Last week, we encountered an octet of Italian youngsters behaving badly on the backstreets of Naples. This week, a pair of Mexican schoolboys engage in some slightly less naughty business in Esto no es Berlin (This Is Not Berlin, opening at Landmark’s Shattuck Cinemas on Friday, Aug. 30). Bad boys and cinema, it seems, remain an irresistible combination.
Happily, director Hari Sama’s film departs from the routine after its first couple of reels. Set in Mexico City a few years after the devastating 1985 quake, This Is Not Berlin is more interested in the coming of age misadventures of its character, Carlos (Xabiani Ponce de Leon) and Gera (Jose Antonio Toledano), two teenage boys hurtling pell-mell towards adulthood.
Gera’s older sister Rita (Ximena Romo Mercado) is a rebel who reads Patti Smith’s poetry in literature class; when she’s not in school she’s performing with boyfriend Tito in Manifesto, an avant-pop band frequently booked at Aztec, a super cool nightclub. An inveterate tinkerer who builds his own robots, Carlos is a dab hand at things electronic, and after fixing the band’s synthesizer begs Rita to sneak him and Gera into the club.
Reluctantly, she agrees. The Aztec is where Mexico City’s outcasts — its punks, artists, and gay and lesbian residents — come together, and it’s a real eye-opener for the boys. Carlos stops listening to Alvin Lee and Judas Priest, quickly graduating to performance art events where collectives such as Assembly On Fire destroy cars in Survival Research Laboratories fashion.

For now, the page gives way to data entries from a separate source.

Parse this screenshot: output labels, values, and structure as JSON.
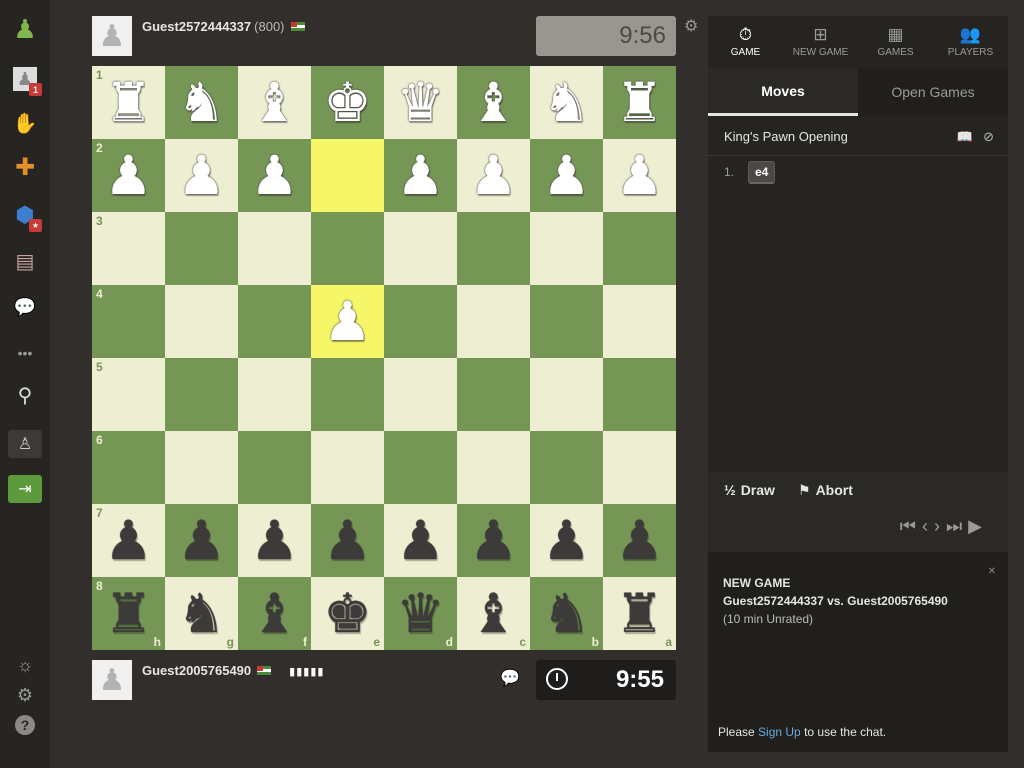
{
  "sidebar": {
    "items": [
      {
        "name": "chess-pawn-logo-icon",
        "glyph": "♟"
      },
      {
        "name": "profile-avatar-icon",
        "glyph": "♟",
        "badge": "1"
      },
      {
        "name": "puzzle-hand-icon",
        "glyph": "✋"
      },
      {
        "name": "puzzle-piece-icon",
        "glyph": "✚"
      },
      {
        "name": "learn-cap-icon",
        "glyph": "⬢",
        "badge": "★"
      },
      {
        "name": "news-icon",
        "glyph": "▤"
      },
      {
        "name": "community-chat-icon",
        "glyph": "💬"
      },
      {
        "name": "more-dots-icon",
        "glyph": "•••"
      },
      {
        "name": "search-icon",
        "glyph": "⚲"
      },
      {
        "name": "add-friend-icon",
        "glyph": "♙"
      },
      {
        "name": "login-icon",
        "glyph": "⇥"
      },
      {
        "name": "theme-toggle-icon",
        "glyph": "☼"
      },
      {
        "name": "settings-icon",
        "glyph": "⚙"
      },
      {
        "name": "help-icon",
        "glyph": "?"
      }
    ]
  },
  "top_player": {
    "name": "Guest2572444337",
    "rating": "(800)",
    "clock": "9:56"
  },
  "bottom_player": {
    "name": "Guest2005765490",
    "clock": "9:55",
    "bars": "▮▮▮▮▮"
  },
  "board": {
    "ranks": [
      "1",
      "2",
      "3",
      "4",
      "5",
      "6",
      "7",
      "8"
    ],
    "files": [
      "h",
      "g",
      "f",
      "e",
      "d",
      "c",
      "b",
      "a"
    ],
    "rows": [
      [
        "wr",
        "wn",
        "wb",
        "wk",
        "wq",
        "wb",
        "wn",
        "wr"
      ],
      [
        "wp",
        "wp",
        "wp",
        "",
        "wp",
        "wp",
        "wp",
        "wp"
      ],
      [
        "",
        "",
        "",
        "",
        "",
        "",
        "",
        ""
      ],
      [
        "",
        "",
        "",
        "wp",
        "",
        "",
        "",
        ""
      ],
      [
        "",
        "",
        "",
        "",
        "",
        "",
        "",
        ""
      ],
      [
        "",
        "",
        "",
        "",
        "",
        "",
        "",
        ""
      ],
      [
        "bp",
        "bp",
        "bp",
        "bp",
        "bp",
        "bp",
        "bp",
        "bp"
      ],
      [
        "br",
        "bn",
        "bb",
        "bk",
        "bq",
        "bb",
        "bn",
        "br"
      ]
    ],
    "highlighted": [
      [
        1,
        3
      ],
      [
        3,
        3
      ]
    ]
  },
  "panel": {
    "nav": [
      {
        "label": "GAME",
        "glyph": "⏱",
        "icon": "stopwatch-icon",
        "active": true
      },
      {
        "label": "NEW GAME",
        "glyph": "⊞",
        "icon": "plus-square-icon",
        "active": false
      },
      {
        "label": "GAMES",
        "glyph": "▦",
        "icon": "checkerboard-icon",
        "active": false
      },
      {
        "label": "PLAYERS",
        "glyph": "👥",
        "icon": "players-icon",
        "active": false
      }
    ],
    "tabs": {
      "moves": "Moves",
      "open_games": "Open Games"
    },
    "opening": "King's Pawn Opening",
    "moves": [
      {
        "num": "1.",
        "white": "e4"
      }
    ],
    "draw_label": "Draw",
    "draw_glyph": "½",
    "abort_label": "Abort",
    "new_game": {
      "title": "NEW GAME",
      "players": "Guest2572444337 vs. Guest2005765490",
      "type": "(10 min Unrated)"
    },
    "chat": {
      "before": "Please ",
      "link": "Sign Up",
      "after": " to use the chat."
    }
  },
  "colors": {
    "board_light": "#eeeed2",
    "board_dark": "#769656",
    "highlight": "#f6f669",
    "link": "#65a9e0"
  }
}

Now sporting a wacky hair-do and make-up, Carlos befriends scene veteran Nico (Mauro Sanchez Navarro), a club hanger-on who wanders the dance floor every night sucking on cigarettes and nursing cheap drinks. Meanwhile, Gera meets slimy drug dealer Ajo (David Montalvo) and experiences an unexpected sexual awakening. In the immortal words of Lulu, how do you thank someone who’s taken you from crayons to perfume? You’ll have to buy a ticket to find out.
Though This Is Not Berlin treads some fairly well worn narrative territory, it does do a fine job recreating the music and art of the eighties. Manifesto’s music reflects the influences of the day, blending Smith-style verse with the pop nous of The Cure and the improvisational psychedelia of The Legendary Pink Dots, while two mud-daubed performers will remind avant-garde art enthusiasts of the unforgettable Kipper Kids. If you wasted your young adulthood at San Francisco’s I-Beam, you’ll definitely enjoy this film.
Screening at Pacific Film Archive at 3:30 p.m. on Saturday, Aug. 30 as part of the series ‘Movie Matinees for all Ages‘, Badkonake sefid (White Balloon) is a wonderful slice of neorealism from Iranian director Jafar Panahi. Panahi is especially skilled at making films about children and young women, and this is perhaps his best work.
Tiny Aida Mohammadkhani plays a 7-year-old entrusted by her mother to purchase a fish for New Year’s, but — as 7 year olds are wont to do — she loses the money she’s been entrusted with. Told from a child’s eye view, Panahi’s film (co-written by Abbas Kiorastami) details her quixotic quest to recover it, with a parade of kind, not-so-kind, and sometimes clueless adults helping or impeding her progress. White Balloon is thoroughly delightful, and suitable for all ages.